New Theory Says Schrödinger Equation Solves Mystery of Space's Largest Structures
Let's get a few things straight right out the gate: First, the scientist Erwin Schrödinger did more in his life than muse on the specifics of murdering cats in boxes. Second, Schrödinger's Cat is meant as a metaphor for quantum physics, not the actual way that a cat would behave when shoved into a potentially-radioactive space.
This is important. One of the big challenges surrounding quantum mechanics, the field of study that Schrödinger is best known for, is that quantum materials—atoms and other teeny tiny particles—don't behave the same way as larger objects. Thus, quantum mechanics requires its own field of study, separate from classical mechanics.
Schrödinger pioneered an equation that provided the basis for work that eventually earned him a Nobel Prize. The Schrödinger Equation is essentially a guide to working out the behavior of certain quantum particles, and how they will behave under different conditions. This equation only applies to tiny atoms and the like and certainly doesn't describe the movement of bigger things like cats.
According to groundbreaking new research though, some of the most massive structures in the universe that also behave according to the Schrödinger Equation, showing signs that they adhere to the rules of quantum mechanics. A new paper from planetary scientist Konstantin Batygin of the California Institute of Technology claims that the biggest structures in space—stars, black holes, and planets—show off the same wave-like properties in their debris fields that can be seen in the movements of quantum particles.
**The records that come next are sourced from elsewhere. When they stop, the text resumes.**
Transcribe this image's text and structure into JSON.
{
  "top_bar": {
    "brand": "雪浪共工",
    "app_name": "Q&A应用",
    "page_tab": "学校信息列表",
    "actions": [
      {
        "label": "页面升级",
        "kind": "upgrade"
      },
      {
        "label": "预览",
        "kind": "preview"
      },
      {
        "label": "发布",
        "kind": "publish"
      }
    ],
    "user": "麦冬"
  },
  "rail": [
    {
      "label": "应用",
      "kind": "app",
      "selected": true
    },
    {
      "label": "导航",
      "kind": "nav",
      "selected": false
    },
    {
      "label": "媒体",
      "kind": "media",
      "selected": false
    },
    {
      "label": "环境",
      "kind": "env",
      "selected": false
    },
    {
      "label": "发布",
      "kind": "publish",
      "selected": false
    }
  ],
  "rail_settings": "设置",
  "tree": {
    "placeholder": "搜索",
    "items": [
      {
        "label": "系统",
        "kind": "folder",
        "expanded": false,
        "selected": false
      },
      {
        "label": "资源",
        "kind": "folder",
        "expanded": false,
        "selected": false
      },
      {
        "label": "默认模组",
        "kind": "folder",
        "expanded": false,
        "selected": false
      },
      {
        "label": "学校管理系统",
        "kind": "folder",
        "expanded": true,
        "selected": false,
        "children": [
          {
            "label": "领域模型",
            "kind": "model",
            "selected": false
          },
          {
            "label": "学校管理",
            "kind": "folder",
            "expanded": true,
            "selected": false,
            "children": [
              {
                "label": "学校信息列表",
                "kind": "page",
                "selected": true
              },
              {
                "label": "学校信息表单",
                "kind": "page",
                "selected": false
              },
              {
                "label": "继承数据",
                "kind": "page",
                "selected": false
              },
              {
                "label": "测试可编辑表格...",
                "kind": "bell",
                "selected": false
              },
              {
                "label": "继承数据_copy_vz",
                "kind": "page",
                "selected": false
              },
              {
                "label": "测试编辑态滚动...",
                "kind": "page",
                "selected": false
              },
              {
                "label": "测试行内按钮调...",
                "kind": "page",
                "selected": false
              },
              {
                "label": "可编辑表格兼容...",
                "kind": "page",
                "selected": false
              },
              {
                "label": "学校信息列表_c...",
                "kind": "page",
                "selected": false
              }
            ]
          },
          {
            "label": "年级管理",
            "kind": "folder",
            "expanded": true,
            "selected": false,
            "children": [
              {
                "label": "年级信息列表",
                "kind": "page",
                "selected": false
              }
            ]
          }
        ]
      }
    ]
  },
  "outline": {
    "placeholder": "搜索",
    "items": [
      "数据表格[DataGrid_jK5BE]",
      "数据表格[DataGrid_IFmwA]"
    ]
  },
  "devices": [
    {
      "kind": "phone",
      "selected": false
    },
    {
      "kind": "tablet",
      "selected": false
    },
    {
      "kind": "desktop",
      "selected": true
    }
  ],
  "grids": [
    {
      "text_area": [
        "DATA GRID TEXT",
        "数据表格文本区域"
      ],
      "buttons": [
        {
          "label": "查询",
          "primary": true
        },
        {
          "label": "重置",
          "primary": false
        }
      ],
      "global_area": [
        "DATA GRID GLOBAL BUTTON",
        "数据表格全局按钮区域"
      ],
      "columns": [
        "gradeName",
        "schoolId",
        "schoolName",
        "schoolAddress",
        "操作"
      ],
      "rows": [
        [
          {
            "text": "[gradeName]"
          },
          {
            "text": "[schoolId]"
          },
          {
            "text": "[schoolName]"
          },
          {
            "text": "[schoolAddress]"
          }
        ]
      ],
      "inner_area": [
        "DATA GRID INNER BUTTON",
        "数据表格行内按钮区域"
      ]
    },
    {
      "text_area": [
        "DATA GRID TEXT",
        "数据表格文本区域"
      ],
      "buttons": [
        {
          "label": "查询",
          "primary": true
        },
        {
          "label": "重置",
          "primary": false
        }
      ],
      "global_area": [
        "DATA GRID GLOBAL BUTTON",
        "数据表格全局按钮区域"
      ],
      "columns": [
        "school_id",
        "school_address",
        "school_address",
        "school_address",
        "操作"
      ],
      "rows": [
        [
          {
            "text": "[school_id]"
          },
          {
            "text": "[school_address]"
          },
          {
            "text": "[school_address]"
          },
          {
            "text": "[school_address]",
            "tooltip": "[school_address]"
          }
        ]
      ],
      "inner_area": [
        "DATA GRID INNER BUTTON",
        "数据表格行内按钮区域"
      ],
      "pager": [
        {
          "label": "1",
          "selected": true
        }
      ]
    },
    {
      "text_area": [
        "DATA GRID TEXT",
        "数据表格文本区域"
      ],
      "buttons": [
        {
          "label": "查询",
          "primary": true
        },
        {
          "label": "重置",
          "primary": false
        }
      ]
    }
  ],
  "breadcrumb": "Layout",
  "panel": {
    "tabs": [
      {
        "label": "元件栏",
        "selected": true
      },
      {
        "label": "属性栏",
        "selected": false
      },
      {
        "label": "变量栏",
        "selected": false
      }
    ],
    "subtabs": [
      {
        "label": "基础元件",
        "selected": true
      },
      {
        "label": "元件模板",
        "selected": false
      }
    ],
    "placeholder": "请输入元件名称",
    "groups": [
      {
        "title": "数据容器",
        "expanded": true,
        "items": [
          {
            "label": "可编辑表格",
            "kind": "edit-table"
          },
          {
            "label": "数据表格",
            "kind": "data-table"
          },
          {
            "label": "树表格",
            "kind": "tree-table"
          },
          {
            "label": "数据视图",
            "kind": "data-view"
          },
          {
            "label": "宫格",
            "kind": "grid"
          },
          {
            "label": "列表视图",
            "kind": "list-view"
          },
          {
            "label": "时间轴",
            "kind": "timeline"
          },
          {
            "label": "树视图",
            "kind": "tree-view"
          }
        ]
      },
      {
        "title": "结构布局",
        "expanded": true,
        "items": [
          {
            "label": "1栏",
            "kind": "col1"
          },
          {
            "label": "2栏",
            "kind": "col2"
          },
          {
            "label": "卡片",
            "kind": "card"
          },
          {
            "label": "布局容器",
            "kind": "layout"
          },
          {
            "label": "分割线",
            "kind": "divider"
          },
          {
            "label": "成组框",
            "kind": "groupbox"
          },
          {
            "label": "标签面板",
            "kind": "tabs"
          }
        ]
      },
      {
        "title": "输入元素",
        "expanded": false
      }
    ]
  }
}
If this is true, this is a phenomenal breakthrough, but not one that catches everyone by surprise. For a while now, it's been understood that big structures like neutron stars behave like atoms the size of mountains, and the same types of gravitational behavior can be seen on the quantum and celestial scale, as planets circle around stars in much the same way that electrons orbit neutrons within an atom.
The specifics of this new theory require advanced knowledge of quantum mechanics to really get a handle on, but those who've done their homework, such as astrophysicist Duncan Forgan of the University of Saint Andrews (who wasn't part of this new research) are on board with some of the claims made in the theory.
"This is a fascinating approach, synthesizing very old techniques to make a brand-new analysis of a challenging problem," Forgan told Scientific American. "The Schrödinger equation has been so well studied for almost a century that this connection is clearly handy."
This new theory will be put through the same academic rigor that all new insight into the cosmos must endure—namely, scrutiny, conjecture, debate, and further theorizing—in order to determine how valuable it is as a way of understanding the universe.
If Batygin's writing manages to survive this process intact, it could very well change the face of quantum mechanics, and the way we approach physics at any level, for many years to come.